The demand for full-blown sanctions against Zimbabwe grew louder this week with the announcement by a Munich-based company, Giesecke & Devrient, that it would stop supplying blank paper to make the country’s bank notes after coming under pressure from the German government.
The decision followed hard on the heels of the decision by British supermarket group Tesco to stop buying produce from Zimbabwe ”while the political crisis exists”.
To date, ”smart” sanctions imposed on Zimbabwe by the European Union and the United States have taken the form of travel bans and of freezing the foreign bank accounts of about 130 members of the ruling elite.
Moves to isolate the country may now be extended to sport. The International Cricket Council is set to discuss whether to exclude Zimbabwe from international competitions.
This week the United States was preparing to propose the imposition of international sanctions at the UN, including an arms embargo. A draft resolution, formulated by the American authorities, says the financial assets held abroad by Mugabe and 11 other Zimbabwean officials should be frozen.
If the resolution is adopted by the UN Security Council Mugabe and his associates will also be banned from travelling anywhere in the world.

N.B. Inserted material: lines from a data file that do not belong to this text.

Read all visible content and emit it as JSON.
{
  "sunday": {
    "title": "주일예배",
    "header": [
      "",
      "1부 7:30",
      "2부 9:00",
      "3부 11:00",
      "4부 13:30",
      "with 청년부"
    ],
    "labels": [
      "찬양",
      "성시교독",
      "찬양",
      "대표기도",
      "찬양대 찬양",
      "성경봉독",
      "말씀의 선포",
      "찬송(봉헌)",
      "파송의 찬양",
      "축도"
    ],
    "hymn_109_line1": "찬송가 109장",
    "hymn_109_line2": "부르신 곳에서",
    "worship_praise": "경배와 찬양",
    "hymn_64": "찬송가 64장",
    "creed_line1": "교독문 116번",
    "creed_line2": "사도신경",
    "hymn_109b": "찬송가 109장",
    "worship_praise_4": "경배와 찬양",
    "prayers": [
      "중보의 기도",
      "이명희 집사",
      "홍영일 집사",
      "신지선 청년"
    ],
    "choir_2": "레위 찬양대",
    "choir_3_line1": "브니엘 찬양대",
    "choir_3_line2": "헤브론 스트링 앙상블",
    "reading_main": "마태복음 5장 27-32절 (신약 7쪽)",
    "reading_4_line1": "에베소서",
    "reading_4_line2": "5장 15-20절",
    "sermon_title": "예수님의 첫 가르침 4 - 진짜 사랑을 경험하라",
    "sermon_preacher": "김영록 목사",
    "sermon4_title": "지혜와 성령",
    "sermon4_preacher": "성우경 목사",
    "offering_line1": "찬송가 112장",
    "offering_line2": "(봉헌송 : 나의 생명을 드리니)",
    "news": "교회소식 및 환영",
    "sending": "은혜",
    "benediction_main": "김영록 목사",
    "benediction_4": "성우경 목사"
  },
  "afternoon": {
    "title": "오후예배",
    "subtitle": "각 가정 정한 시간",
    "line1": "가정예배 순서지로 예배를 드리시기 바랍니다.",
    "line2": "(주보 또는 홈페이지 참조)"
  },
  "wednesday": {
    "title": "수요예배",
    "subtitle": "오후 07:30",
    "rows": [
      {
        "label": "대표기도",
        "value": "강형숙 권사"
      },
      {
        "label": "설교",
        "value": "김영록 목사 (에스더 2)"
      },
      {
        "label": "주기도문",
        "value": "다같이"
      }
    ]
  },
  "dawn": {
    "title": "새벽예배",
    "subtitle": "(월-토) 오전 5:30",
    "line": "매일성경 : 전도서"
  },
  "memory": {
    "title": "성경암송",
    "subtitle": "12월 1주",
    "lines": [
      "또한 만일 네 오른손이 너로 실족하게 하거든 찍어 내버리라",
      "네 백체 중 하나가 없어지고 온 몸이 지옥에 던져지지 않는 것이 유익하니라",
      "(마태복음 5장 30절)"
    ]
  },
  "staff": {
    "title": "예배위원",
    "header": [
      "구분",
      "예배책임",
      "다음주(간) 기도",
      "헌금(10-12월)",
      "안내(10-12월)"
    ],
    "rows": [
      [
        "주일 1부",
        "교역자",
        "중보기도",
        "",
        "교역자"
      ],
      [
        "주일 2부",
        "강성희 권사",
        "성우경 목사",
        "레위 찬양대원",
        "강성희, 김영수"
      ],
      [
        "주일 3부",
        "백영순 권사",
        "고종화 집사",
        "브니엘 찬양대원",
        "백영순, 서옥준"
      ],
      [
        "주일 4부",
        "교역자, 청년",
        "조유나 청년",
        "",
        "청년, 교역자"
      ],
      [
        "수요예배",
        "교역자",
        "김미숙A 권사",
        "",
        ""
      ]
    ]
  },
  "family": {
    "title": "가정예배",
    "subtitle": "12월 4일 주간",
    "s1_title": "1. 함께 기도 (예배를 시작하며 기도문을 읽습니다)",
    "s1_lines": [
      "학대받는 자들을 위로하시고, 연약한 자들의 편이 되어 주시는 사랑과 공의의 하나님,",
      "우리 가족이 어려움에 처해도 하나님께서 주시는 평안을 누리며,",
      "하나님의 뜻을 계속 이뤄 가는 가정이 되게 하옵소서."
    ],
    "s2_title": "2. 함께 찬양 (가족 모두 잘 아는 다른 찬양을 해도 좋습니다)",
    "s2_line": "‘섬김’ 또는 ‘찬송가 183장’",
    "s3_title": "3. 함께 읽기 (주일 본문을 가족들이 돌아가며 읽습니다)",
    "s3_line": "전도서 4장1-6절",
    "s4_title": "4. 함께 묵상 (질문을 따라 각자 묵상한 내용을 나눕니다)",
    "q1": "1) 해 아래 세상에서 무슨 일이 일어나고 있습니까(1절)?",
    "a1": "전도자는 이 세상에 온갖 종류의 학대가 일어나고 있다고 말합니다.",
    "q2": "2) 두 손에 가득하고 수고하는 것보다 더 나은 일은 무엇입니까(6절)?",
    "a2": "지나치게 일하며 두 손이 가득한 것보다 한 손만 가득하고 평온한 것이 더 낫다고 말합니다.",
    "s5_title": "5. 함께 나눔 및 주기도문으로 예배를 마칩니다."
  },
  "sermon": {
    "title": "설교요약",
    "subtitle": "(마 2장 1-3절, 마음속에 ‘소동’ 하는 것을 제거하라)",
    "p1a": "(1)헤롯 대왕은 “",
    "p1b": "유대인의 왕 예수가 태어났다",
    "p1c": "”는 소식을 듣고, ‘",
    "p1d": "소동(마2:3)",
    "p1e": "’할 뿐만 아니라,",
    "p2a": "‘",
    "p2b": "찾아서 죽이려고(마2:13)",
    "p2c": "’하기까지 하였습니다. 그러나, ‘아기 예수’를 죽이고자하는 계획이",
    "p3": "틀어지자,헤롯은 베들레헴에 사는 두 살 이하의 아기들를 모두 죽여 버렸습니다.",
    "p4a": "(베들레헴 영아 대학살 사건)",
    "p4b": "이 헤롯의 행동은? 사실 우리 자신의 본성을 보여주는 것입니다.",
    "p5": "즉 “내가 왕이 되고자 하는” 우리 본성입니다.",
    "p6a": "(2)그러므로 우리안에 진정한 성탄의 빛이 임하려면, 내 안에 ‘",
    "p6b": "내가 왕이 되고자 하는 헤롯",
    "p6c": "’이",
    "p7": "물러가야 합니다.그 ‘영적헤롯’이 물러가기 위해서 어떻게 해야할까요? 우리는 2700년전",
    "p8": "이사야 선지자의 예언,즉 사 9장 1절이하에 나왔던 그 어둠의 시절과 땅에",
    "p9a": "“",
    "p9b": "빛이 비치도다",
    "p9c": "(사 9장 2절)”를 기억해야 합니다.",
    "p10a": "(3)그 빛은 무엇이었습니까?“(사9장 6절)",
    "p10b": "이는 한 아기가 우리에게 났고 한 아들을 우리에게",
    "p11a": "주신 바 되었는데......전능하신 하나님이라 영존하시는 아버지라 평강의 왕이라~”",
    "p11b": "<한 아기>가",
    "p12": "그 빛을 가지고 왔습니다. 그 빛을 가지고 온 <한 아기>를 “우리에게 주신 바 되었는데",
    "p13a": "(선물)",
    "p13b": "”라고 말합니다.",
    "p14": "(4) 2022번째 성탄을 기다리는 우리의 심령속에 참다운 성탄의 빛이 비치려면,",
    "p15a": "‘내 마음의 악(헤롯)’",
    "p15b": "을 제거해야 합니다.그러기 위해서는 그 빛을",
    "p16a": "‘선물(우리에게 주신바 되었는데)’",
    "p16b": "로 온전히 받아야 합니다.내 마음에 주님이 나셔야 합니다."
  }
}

Late last month British Prime Minister Gordon Brown urged British companies to stop investing in Zimbabwe and said his government was preparing ”intensified sanctions” against individual members of Mugabe’s government.
This statement followed news that Anglo American would invest $400-million in a platinum mine in Zimbabwe. The investment is equivalent to the total foreign direct investment Zimbabwe received in 1998, during relatively more peaceful days.
”Businesses and individuals who have any dealing with Zimbabwe must examine their own responsibilities and must not make investments that prop up the regime,” Brown told the House of Commons, where some Tory MPs are known to have shares in Zimbabwe-based companies.
Brown’s Minister for Africa, Lord Malloch Brown, warned companies active in Zimbabwe to ”look very carefully at their investment portfolio”.
Despite Mugabe’s ranting about British imperialist designs on Zimbabwe, British companies still control vast swathes of the country’s economy, with interests ranging from petroleum to banking.
Standard Chartered and Barclays Bank are among the biggest British-owned banks. British American Tobacco has cornered what remains of the tobacco crop, while BP has a large slice of the fuel retail sector and Rio Tinto and Falgold are involved in gold mining.
US companies Chevron and Coca Cola also have a presence, as does the Canadian-owned Bata shoe company.
South African capital is another big player in Zimbabwe, with many continuing to do business there while no longer reflecting the performances of their Zimbabwean operations on their books.
These include AngloAmerican Corporation, which has interests in agro-industry and mining; Standard Bank, whose Zimbabwean subsidiary is Stanbic; Old Mutual, which is involved in real estate and insurance; PPC Cement; Murray and Roberts; Truworths; Edcon, which owns the Edgars clothes retail chain;
Hulett-Tongaat, which has a stake in Hippo Valley Sugar Estates; grocery chain Spar; and SAB Miller, which has a stake in Zimbabwe’s Delta Beverages.
The country’s mining sector is dominated by foreign companies that include South Africa’s Impala Platinum and Mzi Khumalo’s Metallon Gold.
Mugabe has in the past threatened to nationalise British-owned companies. He has also passed a law compelling foreign-owned companies to cede 51% of their shares to Zimbabweans.
Zimbabwe’s total export revenue last year was $1,7-billion, to which mining contributed $850-million and agriculture $500-million, tobacco exports accounting for half of this.
Metallon Gold, which owns five gold mines in the country, produced more than 50% of the country’s revenue from gold production.
In the last six months of last year, Zimplats, the Zimbabwean arm of South Africa’s Impala Platinum, recorded revenues of $99-million (about R750-million).